The innate and universal language of thought can be externalized in different kinds of notational system—including English and Japanese, predicate calculus and modal logic—but these are all systems that express the same underlying cognitive structure. If we call this structure LANGUAGE, then what are called formal and natural languages are just different ways of externalizing LANGUAGE. And the formal (mathematical-looking) mode of externalization is really just a part of the natural-language mode of externalization. There is no opposition here, no rivalry, no better or worse. Principia Mathematica is actually a piece of ordinary English. We might say that logicians speak a certain dialect of their native language. A formal language is just so much (stilted) informal language; it is not something standing magnificently apart from the common language we all speak. We use different parts of our native language for different purposes, altering our vocabulary and style; a so-called logical language is just one such variation.
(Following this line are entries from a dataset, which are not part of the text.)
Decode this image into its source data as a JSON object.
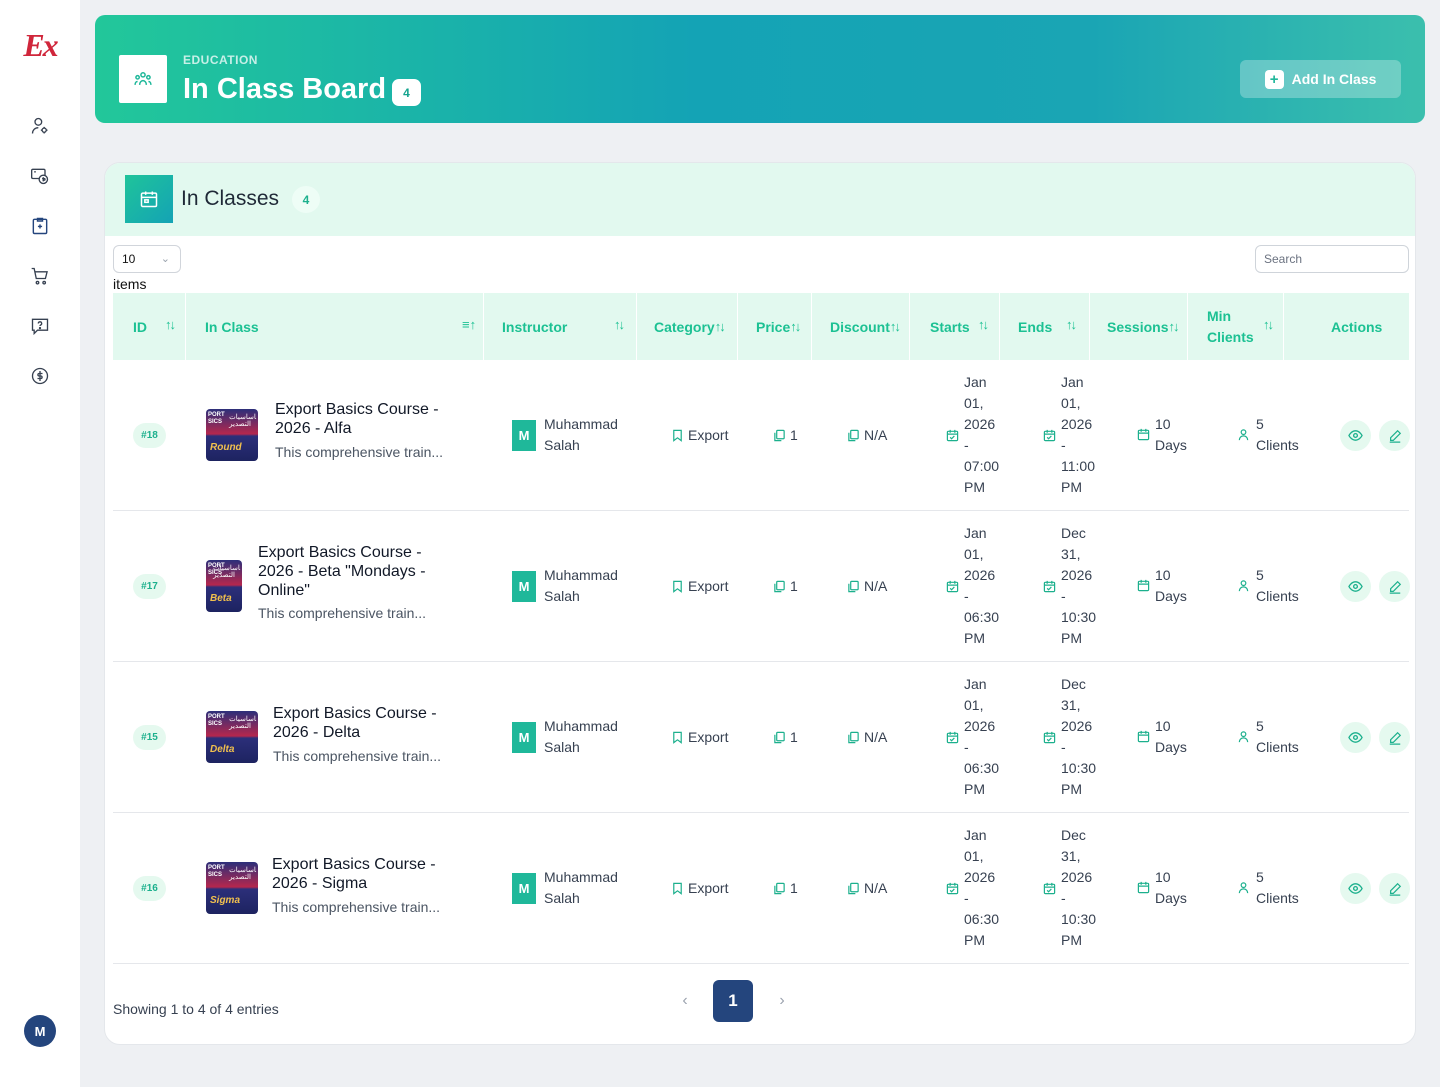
{
  "app": {
    "logo_text": "Ex",
    "user_initial": "M"
  },
  "sidebar": {
    "items": [
      {
        "icon": "user-gear-icon"
      },
      {
        "icon": "money-transfer-icon"
      },
      {
        "icon": "clipboard-icon",
        "active": true
      },
      {
        "icon": "cart-icon"
      },
      {
        "icon": "question-icon"
      },
      {
        "icon": "dollar-icon"
      }
    ]
  },
  "header": {
    "section": "EDUCATION",
    "title": "In Class Board",
    "count": "4",
    "add_button": "Add In Class"
  },
  "card": {
    "title": "In Classes",
    "count": "4",
    "page_length": "10",
    "page_length_label": "items",
    "search_placeholder": "Search"
  },
  "table": {
    "columns": {
      "id": "ID",
      "in_class": "In Class",
      "instructor": "Instructor",
      "category": "Category",
      "price": "Price",
      "discount": "Discount",
      "starts": "Starts",
      "ends": "Ends",
      "sessions": "Sessions",
      "min_clients_1": "Min",
      "min_clients_2": "Clients",
      "actions": "Actions"
    },
    "rows": [
      {
        "id": "#18",
        "thumb_label": "Round",
        "title_1": "Export Basics Course -",
        "title_2": "2026 - Alfa",
        "title_3": "",
        "desc": "This comprehensive train...",
        "instructor_initial": "M",
        "instructor_1": "Muhammad",
        "instructor_2": "Salah",
        "category": "Export",
        "price": "1",
        "discount": "N/A",
        "starts": [
          "Jan",
          "01,",
          "2026",
          "-",
          "07:00",
          "PM"
        ],
        "ends": [
          "Jan",
          "01,",
          "2026",
          "-",
          "11:00",
          "PM"
        ],
        "sessions_1": "10",
        "sessions_2": "Days",
        "clients_1": "5",
        "clients_2": "Clients"
      },
      {
        "id": "#17",
        "thumb_label": "Beta",
        "title_1": "Export Basics Course -",
        "title_2": "2026 - Beta \"Mondays -",
        "title_3": "Online\"",
        "desc": "This comprehensive train...",
        "instructor_initial": "M",
        "instructor_1": "Muhammad",
        "instructor_2": "Salah",
        "category": "Export",
        "price": "1",
        "discount": "N/A",
        "starts": [
          "Jan",
          "01,",
          "2026",
          "-",
          "06:30",
          "PM"
        ],
        "ends": [
          "Dec",
          "31,",
          "2026",
          "-",
          "10:30",
          "PM"
        ],
        "sessions_1": "10",
        "sessions_2": "Days",
        "clients_1": "5",
        "clients_2": "Clients"
      },
      {
        "id": "#15",
        "thumb_label": "Delta",
        "title_1": "Export Basics Course -",
        "title_2": "2026 - Delta",
        "title_3": "",
        "desc": "This comprehensive train...",
        "instructor_initial": "M",
        "instructor_1": "Muhammad",
        "instructor_2": "Salah",
        "category": "Export",
        "price": "1",
        "discount": "N/A",
        "starts": [
          "Jan",
          "01,",
          "2026",
          "-",
          "06:30",
          "PM"
        ],
        "ends": [
          "Dec",
          "31,",
          "2026",
          "-",
          "10:30",
          "PM"
        ],
        "sessions_1": "10",
        "sessions_2": "Days",
        "clients_1": "5",
        "clients_2": "Clients"
      },
      {
        "id": "#16",
        "thumb_label": "Sigma",
        "title_1": "Export Basics Course -",
        "title_2": "2026 - Sigma",
        "title_3": "",
        "desc": "This comprehensive train...",
        "instructor_initial": "M",
        "instructor_1": "Muhammad",
        "instructor_2": "Salah",
        "category": "Export",
        "price": "1",
        "discount": "N/A",
        "starts": [
          "Jan",
          "01,",
          "2026",
          "-",
          "06:30",
          "PM"
        ],
        "ends": [
          "Dec",
          "31,",
          "2026",
          "-",
          "10:30",
          "PM"
        ],
        "sessions_1": "10",
        "sessions_2": "Days",
        "clients_1": "5",
        "clients_2": "Clients"
      }
    ]
  },
  "pagination": {
    "summary": "Showing 1 to 4 of 4 entries",
    "current_page": "1",
    "prev": "‹",
    "next": "›"
  },
  "colors": {
    "accent": "#1cc193",
    "header_bg": "#e2f9ef",
    "primary_dark": "#24457d",
    "logo": "#d0263b"
  }
}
 There exists the theoretical possibility of a formal language not expressible in the sentences of natural language: then the standard range of options regarding its relationship to natural language would be available. But that is not the situation in which we find ourselves, which is that logic texts simply consist of ordinary language written in novel orthography (variables, brackets, etc).
 In the same way we can meaningfully talk about the relative merits of different human languages, say English and French, but this is clearly an intra natural language issue, not an issue about a natural language versus an unnatural language. In what way is a logical language unnatural? It is so only in the sense that it is visually unfamiliar and awkward to speak. We use the same linguistic competence in the logic classroom that we use in daily life.